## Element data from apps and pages
Segment Open

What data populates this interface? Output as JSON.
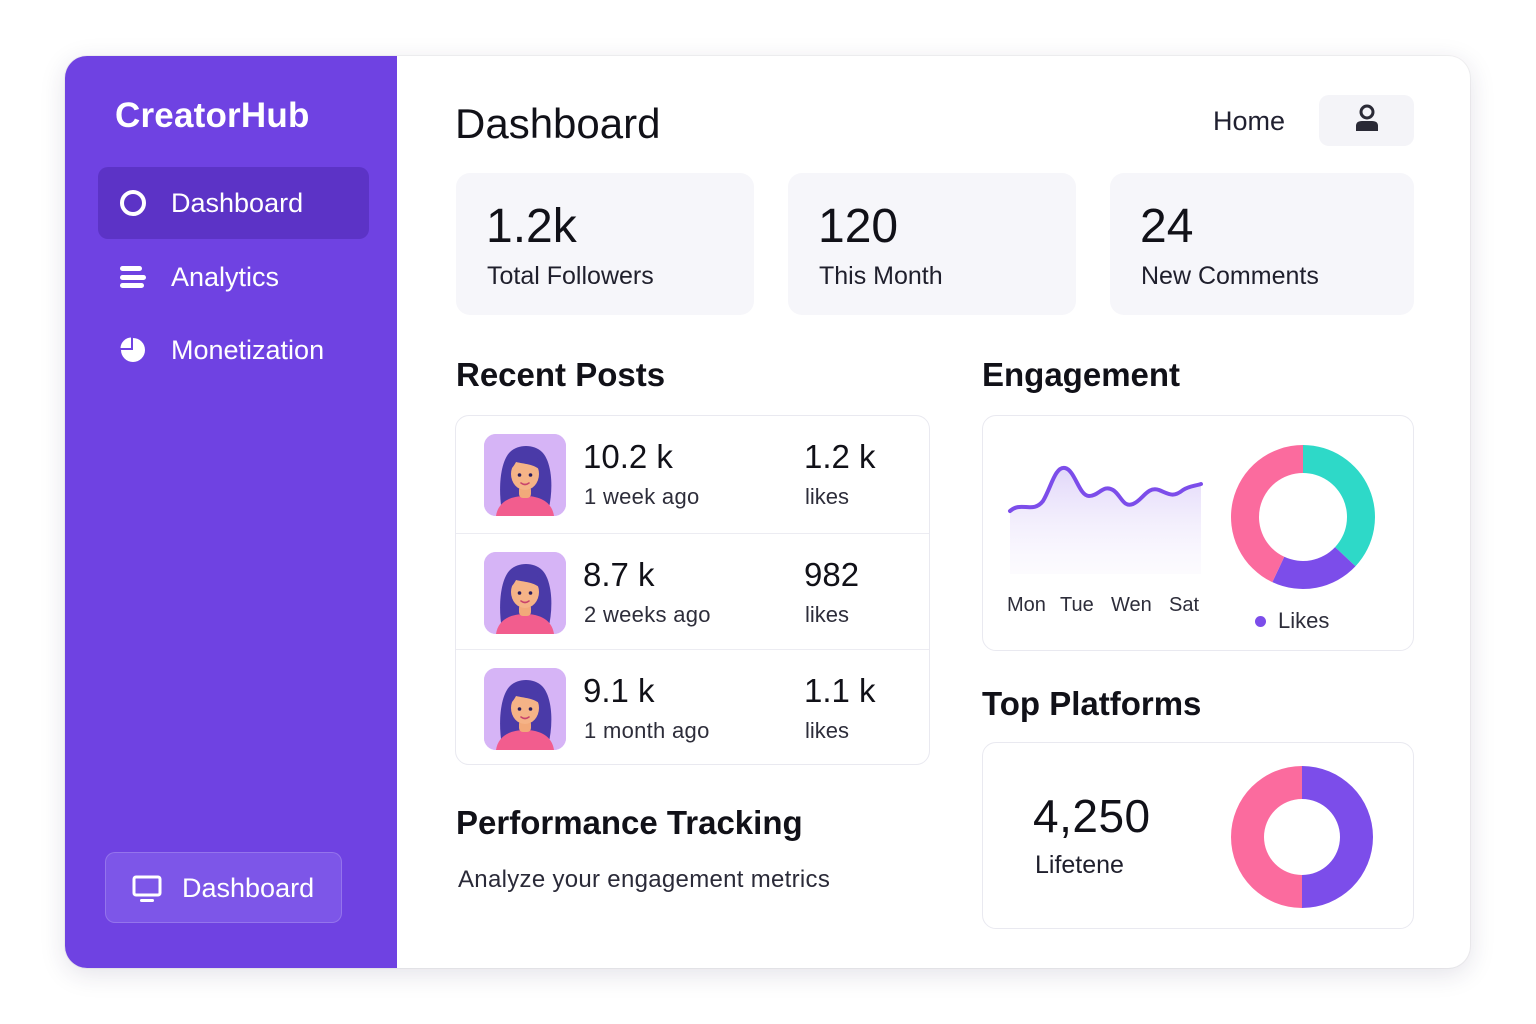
{
  "brand": {
    "name": "CreatorHub"
  },
  "sidebar": {
    "items": [
      {
        "label": "Dashboard",
        "icon": "circle-icon",
        "active": true
      },
      {
        "label": "Analytics",
        "icon": "bars-icon",
        "active": false
      },
      {
        "label": "Monetization",
        "icon": "pie-chart-icon",
        "active": false
      }
    ],
    "bottom_button": {
      "label": "Dashboard",
      "icon": "monitor-icon"
    }
  },
  "header": {
    "title": "Dashboard",
    "home_link": "Home",
    "profile_icon": "user-icon"
  },
  "stats": [
    {
      "value": "1.2k",
      "label": "Total Followers"
    },
    {
      "value": "120",
      "label": "This Month"
    },
    {
      "value": "24",
      "label": "New Comments"
    }
  ],
  "recent_posts": {
    "title": "Recent Posts",
    "items": [
      {
        "views": "10.2 k",
        "age": "1 week ago",
        "likes": "1.2 k",
        "likes_label": "likes"
      },
      {
        "views": "8.7 k",
        "age": "2 weeks ago",
        "likes": "982",
        "likes_label": "likes"
      },
      {
        "views": "9.1 k",
        "age": "1 month ago",
        "likes": "1.1 k",
        "likes_label": "likes"
      }
    ]
  },
  "engagement": {
    "title": "Engagement",
    "days": [
      "Mon",
      "Tue",
      "Wen",
      "Sat"
    ],
    "legend": "Likes",
    "donut": [
      {
        "name": "teal",
        "fraction": 0.37,
        "color": "#2ed9c8"
      },
      {
        "name": "purple",
        "fraction": 0.2,
        "color": "#7c4dea"
      },
      {
        "name": "pink",
        "fraction": 0.43,
        "color": "#fb6b9e"
      }
    ]
  },
  "top_platforms": {
    "title": "Top Platforms",
    "value": "4,250",
    "label": "Lifetene",
    "donut": [
      {
        "name": "purple",
        "fraction": 0.5,
        "color": "#7c4dea"
      },
      {
        "name": "pink",
        "fraction": 0.5,
        "color": "#fb6b9e"
      }
    ]
  },
  "performance": {
    "title": "Performance Tracking",
    "subtitle": "Analyze your engagement metrics"
  },
  "colors": {
    "sidebar": "#6f42e2",
    "sidebar_active": "#5c33c6",
    "accent_purple": "#7c4dea",
    "accent_pink": "#fb6b9e",
    "accent_teal": "#2ed9c8"
  }
}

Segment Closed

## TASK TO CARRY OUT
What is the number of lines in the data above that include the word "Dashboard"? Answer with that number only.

## RESPONSE AREA
3